As a player, you wake up in a clean chamber, and are forced by a cold mechanical voice to complete certain tasks. Along the way, you discover that this facility is perhaps more menacing than it seems on the outside. Hidden rooms, writing on the walls, cryptic language from GLADOS, all of these things contribute to the story of Portal, in a way that doesn’t beat the player over the head with the exposition stick. Rather, the player discovers and influences the story on his own. And later, the player chooses to break free of the confines of the Aperture Science Center, and the story takes a whole new turn. Suddenly, it is man versus machine, it is a struggle for freedom.
All without a single cutscene.

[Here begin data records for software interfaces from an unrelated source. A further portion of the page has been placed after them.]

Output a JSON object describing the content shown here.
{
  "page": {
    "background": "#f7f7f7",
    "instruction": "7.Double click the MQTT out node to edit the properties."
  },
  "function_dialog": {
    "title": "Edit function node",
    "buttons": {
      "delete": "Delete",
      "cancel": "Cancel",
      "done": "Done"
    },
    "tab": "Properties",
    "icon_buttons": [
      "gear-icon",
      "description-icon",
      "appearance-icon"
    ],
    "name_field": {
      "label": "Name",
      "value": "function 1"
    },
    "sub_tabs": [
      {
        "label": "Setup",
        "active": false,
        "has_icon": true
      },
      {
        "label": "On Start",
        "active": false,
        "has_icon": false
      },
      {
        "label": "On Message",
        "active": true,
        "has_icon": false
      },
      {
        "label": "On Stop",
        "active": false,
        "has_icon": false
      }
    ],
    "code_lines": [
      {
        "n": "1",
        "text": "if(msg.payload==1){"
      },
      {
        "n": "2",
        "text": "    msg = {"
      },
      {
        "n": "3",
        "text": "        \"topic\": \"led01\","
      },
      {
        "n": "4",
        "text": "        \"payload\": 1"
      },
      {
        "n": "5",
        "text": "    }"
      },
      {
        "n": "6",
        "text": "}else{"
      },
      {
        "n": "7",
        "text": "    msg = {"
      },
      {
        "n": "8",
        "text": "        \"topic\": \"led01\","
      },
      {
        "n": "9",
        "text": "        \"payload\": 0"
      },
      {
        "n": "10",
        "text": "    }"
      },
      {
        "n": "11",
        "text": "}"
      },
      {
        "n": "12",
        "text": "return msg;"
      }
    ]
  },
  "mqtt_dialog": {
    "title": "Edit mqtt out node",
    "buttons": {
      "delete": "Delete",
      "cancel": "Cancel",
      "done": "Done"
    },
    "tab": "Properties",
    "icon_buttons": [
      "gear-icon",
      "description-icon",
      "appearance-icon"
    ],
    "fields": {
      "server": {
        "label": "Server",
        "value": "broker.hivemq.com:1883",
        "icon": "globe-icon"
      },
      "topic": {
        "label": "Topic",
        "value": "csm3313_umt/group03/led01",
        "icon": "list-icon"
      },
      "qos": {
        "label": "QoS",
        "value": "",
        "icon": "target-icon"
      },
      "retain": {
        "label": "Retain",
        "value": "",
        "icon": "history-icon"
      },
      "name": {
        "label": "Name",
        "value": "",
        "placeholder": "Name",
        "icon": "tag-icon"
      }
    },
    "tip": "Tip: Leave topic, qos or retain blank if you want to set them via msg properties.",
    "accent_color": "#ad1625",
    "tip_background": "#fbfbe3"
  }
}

Half-Life 2 is the same way. Sure there are moments when people are conversing, where Gordon Freeman is observing the characters around him. But you are never pulled out of the action. Questions are posed to you, problems are brought to you, and you effect every aspect of the story. The opening train sequence of Half-Life 2, for instance, isn’t a cutscene that tells you the history of everything you need to know to play the game. But rather, it’s a ride through this world that you inhabit, and you learn just by watching, whether you’ve realized it or not. I think it’s one of the most striking and innovative openings I’ve ever seen in a game, and it isn’t thrusting you into ball-busting action. It’s just you riding a train, and then walking around City 17.

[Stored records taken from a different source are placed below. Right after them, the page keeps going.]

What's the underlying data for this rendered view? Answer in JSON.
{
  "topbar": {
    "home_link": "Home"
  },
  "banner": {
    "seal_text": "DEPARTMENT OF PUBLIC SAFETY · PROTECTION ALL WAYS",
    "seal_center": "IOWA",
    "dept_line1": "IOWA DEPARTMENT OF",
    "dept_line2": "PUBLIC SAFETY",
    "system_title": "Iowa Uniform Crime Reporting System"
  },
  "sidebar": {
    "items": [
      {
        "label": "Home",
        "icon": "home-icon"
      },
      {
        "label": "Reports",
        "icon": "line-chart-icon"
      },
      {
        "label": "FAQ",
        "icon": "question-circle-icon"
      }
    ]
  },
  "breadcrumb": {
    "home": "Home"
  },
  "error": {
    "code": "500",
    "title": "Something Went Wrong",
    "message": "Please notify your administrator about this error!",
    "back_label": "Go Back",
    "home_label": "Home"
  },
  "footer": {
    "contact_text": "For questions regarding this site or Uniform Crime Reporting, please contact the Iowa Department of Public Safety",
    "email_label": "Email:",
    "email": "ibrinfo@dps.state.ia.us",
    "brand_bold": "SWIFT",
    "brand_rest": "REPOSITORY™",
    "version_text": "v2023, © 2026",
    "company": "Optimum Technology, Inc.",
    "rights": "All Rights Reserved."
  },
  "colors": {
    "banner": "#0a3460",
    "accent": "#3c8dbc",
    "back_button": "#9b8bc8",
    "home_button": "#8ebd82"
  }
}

Left 4 Dead continues in this tradition, but through a different apparatus. As Gabe Newell writes, players aren’t watching the story, the story is their playthrough, and it will be different for different gamers. Already, I’ve experienced my own set of unique stories as I’ve played through Left 4 Dead’s campaigns, and I’ve been recounting them to anyone who listens. And I know that other gamers will know what I’m talking about, but for them, they’ve got their own to share as well. Each of these stories is wild and unscripted, and I’ve even heard them described as mini-movies by other people.
Like when I tried to escape from the hospital roof only to be grabbed by a smoker at the very last moment and pulled away to my death. Or when my friend was vomited on by a Boomer, and then ran off by himself into the woods in order to draw the zombies away from us as we were reviving each other. These moments go on and on. Valve understands that what makes Left 4 Dead (or any solo game) memorable isn’t the cool guns, or the hordes of zombies, or even the locales. But rather, it’s the story that the game tells. And the unique thing about Left 4 Dead, is that you create the story as you play. It’s brilliant, really.
The encouraging thing I think in the industry is that more and more, we’re seeing developers focused on telling great stories. Bioware, for instance, has created one of the more unique universes that gaming has yet seen, and we’ll continue to explore that in Mass Effect. Halo has some of the more underrated lore in gaming today. Resistance gives us some of the coolest alternate history that I’ve ever heard. Storytellers are emerging in gaming, and I for one can’t wait to see the stories that we have yet to play.
So what do you guys think? What do you think about the use of story in today’s gaming world? Is there enough emphasis? Should there be more? Who’s the best storyteller out there?